Participation in the WHO
Excellency Lee Jong-wook
Dear Dr. Lee:
We wish to
extend to you and your staff greetings for continued health and good
fortune in the New Year. We are writing to convey to you the
critical importance that the Members of the Committee on
International Relations of the U.S. House of Representatives attach
to the health and welfare of the
million people of Taiwan. In this regard, we are all well aware
that Taiwan=s participation, through observer status, in the World
Health Organization (WHO) will again be a point for consideration at
the World Health Assembly to be convened this coming spring.
Matters dealingwith the provision of health to any community should
not be allowed to be politicized. Unfortunately, in the case of
Taiwan and the World Health Organization, this has not previously
been the case.
Last year, in
a meeting at WHO Headquarters with a visiting staff member of the
International Relations Committee, Mr. Thomas Topping, your Legal
Counselor, made it clear that the question of participation in the
WHO, including those seeking observer status, is an issue that is
taken up by the WHO membership at the annual World Health Assembly.
Mr. Topping further noted that the office of the Director-General
considers this to be a political question beyond the scope of its
mandate and chooses NOT to intervene. This was a response which our
Committee Members, while somewhatdisappointed, could accept, given
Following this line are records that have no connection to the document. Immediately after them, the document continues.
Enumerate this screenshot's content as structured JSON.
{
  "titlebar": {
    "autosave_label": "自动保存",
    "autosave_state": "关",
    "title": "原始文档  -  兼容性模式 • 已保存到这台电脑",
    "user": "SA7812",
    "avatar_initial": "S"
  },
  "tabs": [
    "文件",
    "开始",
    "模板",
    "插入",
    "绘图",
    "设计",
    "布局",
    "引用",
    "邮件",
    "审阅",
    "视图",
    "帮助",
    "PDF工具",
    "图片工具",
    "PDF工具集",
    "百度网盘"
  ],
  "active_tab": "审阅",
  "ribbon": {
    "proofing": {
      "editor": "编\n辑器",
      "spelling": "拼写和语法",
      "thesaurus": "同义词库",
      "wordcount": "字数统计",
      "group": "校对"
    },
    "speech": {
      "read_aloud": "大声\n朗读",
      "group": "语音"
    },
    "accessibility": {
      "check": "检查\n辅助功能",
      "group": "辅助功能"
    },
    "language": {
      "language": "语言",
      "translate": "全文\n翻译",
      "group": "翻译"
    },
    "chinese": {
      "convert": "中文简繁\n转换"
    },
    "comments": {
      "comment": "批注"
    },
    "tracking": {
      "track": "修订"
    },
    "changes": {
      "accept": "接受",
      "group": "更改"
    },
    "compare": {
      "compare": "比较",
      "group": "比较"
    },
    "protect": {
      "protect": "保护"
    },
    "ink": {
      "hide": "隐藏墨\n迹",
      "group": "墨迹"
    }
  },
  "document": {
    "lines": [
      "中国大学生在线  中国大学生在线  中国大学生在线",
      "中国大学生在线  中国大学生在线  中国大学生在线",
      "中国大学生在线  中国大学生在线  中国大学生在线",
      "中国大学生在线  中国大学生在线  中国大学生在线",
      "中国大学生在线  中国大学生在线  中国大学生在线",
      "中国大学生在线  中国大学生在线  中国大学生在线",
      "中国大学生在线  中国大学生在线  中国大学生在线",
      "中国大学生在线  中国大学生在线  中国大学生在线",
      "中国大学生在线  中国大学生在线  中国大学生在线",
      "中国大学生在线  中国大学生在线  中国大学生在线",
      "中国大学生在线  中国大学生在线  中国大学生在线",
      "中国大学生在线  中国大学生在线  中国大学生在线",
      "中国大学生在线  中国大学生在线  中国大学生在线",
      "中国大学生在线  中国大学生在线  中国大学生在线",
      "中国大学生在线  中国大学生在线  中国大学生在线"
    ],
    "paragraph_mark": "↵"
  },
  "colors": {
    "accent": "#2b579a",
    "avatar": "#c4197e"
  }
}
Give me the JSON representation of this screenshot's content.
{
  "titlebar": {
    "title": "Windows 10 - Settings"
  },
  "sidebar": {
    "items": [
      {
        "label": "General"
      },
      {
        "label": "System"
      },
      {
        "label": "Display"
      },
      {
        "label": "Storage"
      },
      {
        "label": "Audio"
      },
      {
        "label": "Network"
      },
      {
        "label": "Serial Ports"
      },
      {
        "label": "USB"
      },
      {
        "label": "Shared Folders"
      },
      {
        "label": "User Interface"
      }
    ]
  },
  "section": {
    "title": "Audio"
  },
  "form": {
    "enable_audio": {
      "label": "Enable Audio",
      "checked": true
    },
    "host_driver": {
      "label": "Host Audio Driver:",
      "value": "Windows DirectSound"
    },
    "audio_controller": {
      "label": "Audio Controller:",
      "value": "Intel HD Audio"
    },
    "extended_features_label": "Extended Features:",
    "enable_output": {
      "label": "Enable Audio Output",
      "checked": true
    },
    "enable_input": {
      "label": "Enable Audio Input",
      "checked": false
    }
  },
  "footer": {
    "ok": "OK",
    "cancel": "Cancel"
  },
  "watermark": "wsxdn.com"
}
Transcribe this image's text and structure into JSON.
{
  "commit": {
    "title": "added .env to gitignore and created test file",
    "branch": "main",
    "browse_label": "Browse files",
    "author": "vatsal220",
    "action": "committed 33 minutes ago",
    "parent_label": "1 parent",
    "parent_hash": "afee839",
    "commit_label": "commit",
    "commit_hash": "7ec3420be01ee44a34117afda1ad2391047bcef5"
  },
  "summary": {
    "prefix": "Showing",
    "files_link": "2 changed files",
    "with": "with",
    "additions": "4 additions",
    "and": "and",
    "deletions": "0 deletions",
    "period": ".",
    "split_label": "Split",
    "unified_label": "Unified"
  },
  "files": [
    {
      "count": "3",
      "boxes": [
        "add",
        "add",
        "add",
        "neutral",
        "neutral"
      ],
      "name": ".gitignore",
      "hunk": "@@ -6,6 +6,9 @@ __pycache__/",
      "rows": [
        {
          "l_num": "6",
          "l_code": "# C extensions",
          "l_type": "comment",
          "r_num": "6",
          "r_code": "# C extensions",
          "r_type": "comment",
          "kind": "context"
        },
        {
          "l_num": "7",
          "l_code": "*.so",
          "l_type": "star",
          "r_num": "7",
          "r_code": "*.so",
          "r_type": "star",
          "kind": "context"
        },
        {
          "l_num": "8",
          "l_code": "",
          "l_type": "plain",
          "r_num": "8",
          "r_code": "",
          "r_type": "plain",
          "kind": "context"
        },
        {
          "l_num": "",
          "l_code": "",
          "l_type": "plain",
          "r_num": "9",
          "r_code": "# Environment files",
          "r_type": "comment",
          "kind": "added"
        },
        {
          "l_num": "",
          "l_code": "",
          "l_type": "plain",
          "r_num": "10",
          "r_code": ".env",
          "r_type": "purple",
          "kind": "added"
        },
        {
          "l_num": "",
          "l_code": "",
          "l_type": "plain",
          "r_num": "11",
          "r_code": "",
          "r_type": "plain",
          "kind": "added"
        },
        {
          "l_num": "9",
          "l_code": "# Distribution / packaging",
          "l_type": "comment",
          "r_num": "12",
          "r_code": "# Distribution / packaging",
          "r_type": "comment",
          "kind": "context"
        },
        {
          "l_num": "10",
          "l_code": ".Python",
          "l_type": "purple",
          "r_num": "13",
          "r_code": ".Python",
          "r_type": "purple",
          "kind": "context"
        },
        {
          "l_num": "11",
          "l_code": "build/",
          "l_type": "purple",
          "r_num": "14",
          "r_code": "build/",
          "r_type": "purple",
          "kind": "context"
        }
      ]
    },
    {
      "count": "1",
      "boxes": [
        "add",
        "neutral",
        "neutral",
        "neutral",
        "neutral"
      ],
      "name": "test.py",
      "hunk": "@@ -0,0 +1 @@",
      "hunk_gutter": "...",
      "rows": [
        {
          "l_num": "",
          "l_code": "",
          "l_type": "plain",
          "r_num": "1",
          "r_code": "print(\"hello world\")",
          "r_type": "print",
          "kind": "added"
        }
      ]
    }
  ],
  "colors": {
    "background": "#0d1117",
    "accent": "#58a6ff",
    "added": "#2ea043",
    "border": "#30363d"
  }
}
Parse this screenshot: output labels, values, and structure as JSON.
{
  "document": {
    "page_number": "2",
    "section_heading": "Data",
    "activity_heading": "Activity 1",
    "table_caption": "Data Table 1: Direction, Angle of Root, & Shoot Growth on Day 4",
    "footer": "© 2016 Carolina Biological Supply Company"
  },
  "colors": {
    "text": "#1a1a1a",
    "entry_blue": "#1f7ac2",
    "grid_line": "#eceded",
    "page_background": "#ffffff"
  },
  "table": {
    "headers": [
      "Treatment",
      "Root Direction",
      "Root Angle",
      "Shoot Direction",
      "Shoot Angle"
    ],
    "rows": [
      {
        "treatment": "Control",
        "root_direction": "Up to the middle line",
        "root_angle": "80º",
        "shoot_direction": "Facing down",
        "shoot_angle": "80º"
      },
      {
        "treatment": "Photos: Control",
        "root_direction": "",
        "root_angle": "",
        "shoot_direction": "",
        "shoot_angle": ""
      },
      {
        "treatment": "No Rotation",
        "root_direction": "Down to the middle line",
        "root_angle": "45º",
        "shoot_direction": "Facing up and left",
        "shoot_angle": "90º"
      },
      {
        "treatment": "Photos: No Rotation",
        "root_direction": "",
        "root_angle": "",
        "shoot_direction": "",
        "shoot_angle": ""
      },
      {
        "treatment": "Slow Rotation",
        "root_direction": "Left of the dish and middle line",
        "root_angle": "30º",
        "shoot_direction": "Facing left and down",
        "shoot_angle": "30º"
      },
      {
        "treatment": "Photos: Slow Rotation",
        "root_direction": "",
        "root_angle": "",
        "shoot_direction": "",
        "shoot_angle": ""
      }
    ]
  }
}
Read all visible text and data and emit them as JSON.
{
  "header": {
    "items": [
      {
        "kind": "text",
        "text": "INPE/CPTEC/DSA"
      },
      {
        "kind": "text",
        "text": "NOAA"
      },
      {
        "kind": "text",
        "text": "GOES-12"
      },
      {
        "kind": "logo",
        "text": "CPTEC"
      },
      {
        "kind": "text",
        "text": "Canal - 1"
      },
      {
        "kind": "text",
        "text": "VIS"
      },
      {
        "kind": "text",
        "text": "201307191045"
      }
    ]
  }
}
the apolitical nature, as it was explained, of the Director-General
and your staff.
on the Committee on International Relations were deeply concerned to
read a news report carried last year by Xinhua, the Chinese wire
service. Xinhua reported that you, Mr. Director-General, during a
visit to Beijing on April 19, 2004, publicly stated, AChina is one
of our most important member states, and there is no room for Taiwan
to get into WHO as an observer or as a member. This statement would
appear, given the explanation provided to our staff member by Mr.
Topping, to be incompatible with the mandate bestowed on your office
by the Member States of the United Nations. Further, the statement,
if reported correctly, conveys a clear advocacy for the position of
one side regarding a membership issue which would contradict the
nonpartisan nature of your official position. We have grave concern
over the image of the World Health Organization which is conveyed as
forward to receiving an official response from your office in the
near future on the question of Taiwan’s observer status in the WHO,
a matter of great urgency to the Members of the International
Relations Committee, and the U.S. House of Representatives.